**Input:**
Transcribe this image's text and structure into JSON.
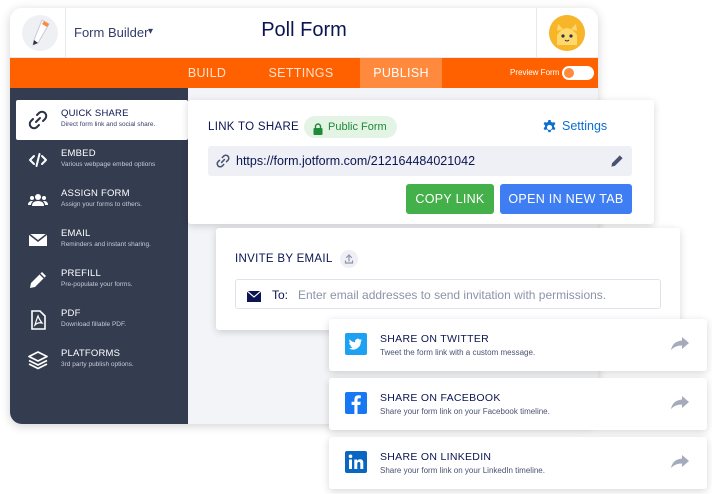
{
  "header": {
    "builder_label": "Form Builder",
    "form_title": "Poll Form"
  },
  "nav": {
    "tabs": [
      {
        "label": "BUILD",
        "active": false
      },
      {
        "label": "SETTINGS",
        "active": false
      },
      {
        "label": "PUBLISH",
        "active": true
      }
    ],
    "preview_label": "Preview Form",
    "preview_enabled": false
  },
  "sidebar": {
    "items": [
      {
        "title": "QUICK SHARE",
        "subtitle": "Direct form link and social share.",
        "icon": "link-icon",
        "active": true
      },
      {
        "title": "EMBED",
        "subtitle": "Various webpage embed options",
        "icon": "code-icon",
        "active": false
      },
      {
        "title": "ASSIGN FORM",
        "subtitle": "Assign your forms to others.",
        "icon": "users-icon",
        "active": false
      },
      {
        "title": "EMAIL",
        "subtitle": "Reminders and instant sharing.",
        "icon": "envelope-icon",
        "active": false
      },
      {
        "title": "PREFILL",
        "subtitle": "Pre-populate your forms.",
        "icon": "pencil-icon",
        "active": false
      },
      {
        "title": "PDF",
        "subtitle": "Download fillable PDF.",
        "icon": "pdf-icon",
        "active": false
      },
      {
        "title": "PLATFORMS",
        "subtitle": "3rd party publish options.",
        "icon": "layers-icon",
        "active": false
      }
    ]
  },
  "link_share": {
    "heading": "LINK TO SHARE",
    "badge": "Public Form",
    "settings_label": "Settings",
    "url": "https://form.jotform.com/212164484021042",
    "copy_button": "COPY LINK",
    "open_button": "OPEN IN NEW TAB"
  },
  "invite": {
    "heading": "INVITE BY EMAIL",
    "to_label": "To:",
    "placeholder": "Enter email addresses to send invitation with permissions."
  },
  "share_options": [
    {
      "title": "SHARE ON TWITTER",
      "subtitle": "Tweet the form link with a custom message.",
      "icon": "twitter-icon",
      "color": "#1da1f2"
    },
    {
      "title": "SHARE ON FACEBOOK",
      "subtitle": "Share your form link on your Facebook timeline.",
      "icon": "facebook-icon",
      "color": "#1877f2"
    },
    {
      "title": "SHARE ON LINKEDIN",
      "subtitle": "Share your form link on your LinkedIn timeline.",
      "icon": "linkedin-icon",
      "color": "#0a66c2"
    }
  ],
  "colors": {
    "accent_orange": "#ff6100",
    "sidebar_bg": "#343c50",
    "copy_green": "#43b049",
    "open_blue": "#3e7ef2"
  }
}
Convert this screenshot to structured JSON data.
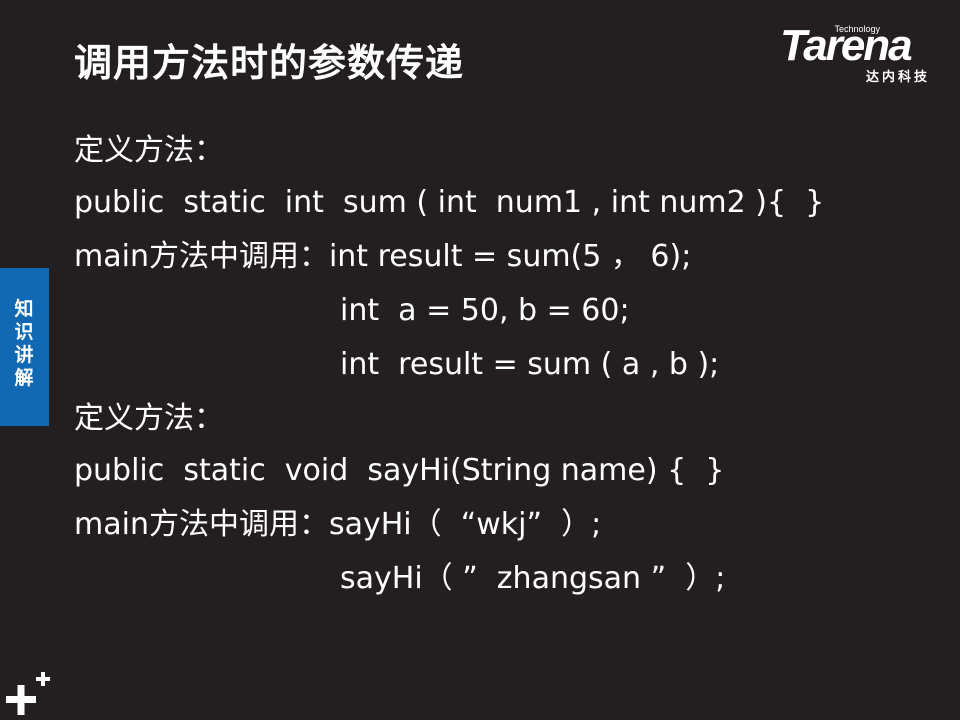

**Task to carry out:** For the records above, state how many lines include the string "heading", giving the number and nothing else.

**Solution:** 2